A study from Denmark examined the association between intake of alcohol and risk of adult-onset asthma. Using data from two multidisciplinary questionnaire surveys the researchers prospectively studied 19,349 twins, 12-41 years of age, from the nationwide Danish Twin Registry.
The eight-year incidence of asthma was 4.3%. After adjustment for sex, age, BMI, physical activity, educational level and smoking, the risk of new-onset asthma was significantly related to overall alcohol intake in a U-shaped manner with the lowest risk observed in the group with a moderate weekly intake of alcohol (1-6 units/week). The highest risk of asthma was observed in rare/never drinkers (<1 unit/month) OR = 1.59, whereas the risk of asthma in heavy daily drinkers (≥4 units/day) was also increased, however not statistically significant, OR = 1.13. The risk of new-onset asthma was lower for subjects with wine preference (3.3%) compared with beer preference (4.3%) or no preference (4.4%). After multivariable adjustment, wine preference was inversely related to incident asthma compared with beer preference. However, this finding was not statistically significant, OR = 0.87.

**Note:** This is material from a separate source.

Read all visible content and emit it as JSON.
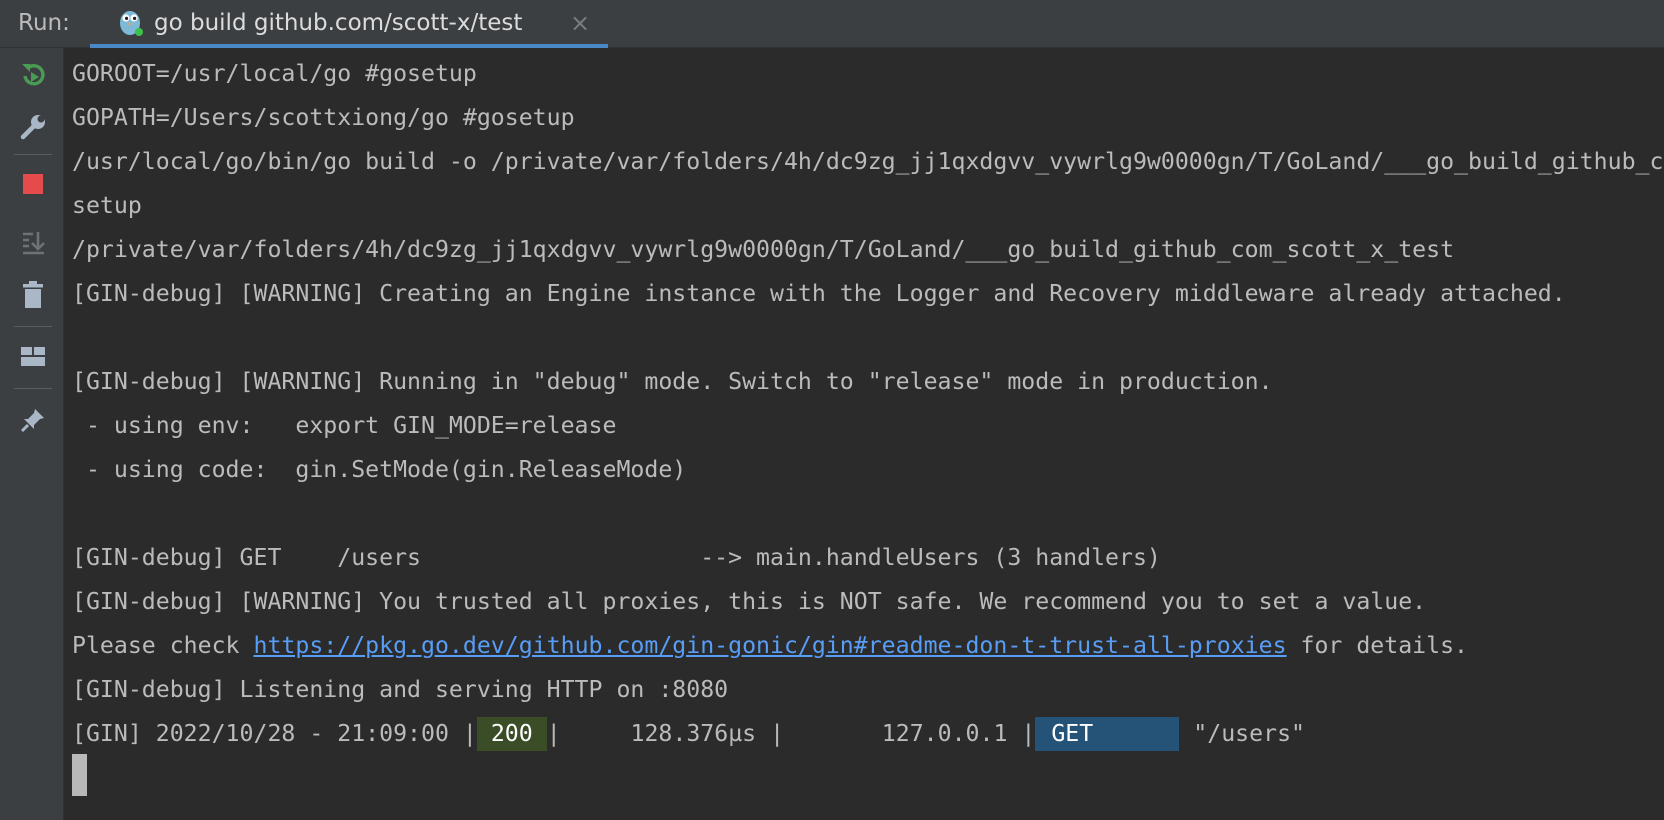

The authors conclude that alcohol intake is associated with new-onset asthma in adults with a U-shaped association between amount of alcohol intake and the risk of asthma.
Source: Intake of alcohol and risk of adult-onset asthma. Lieberoth S, Backer V, Kyvik KO, Skadhauge LR, Tolstrup JS, Grønbæk M, Linneberg A, Thomsen SF Respir Med. 2012 Feb;106(2):184-8. Epub 2011 Nov 29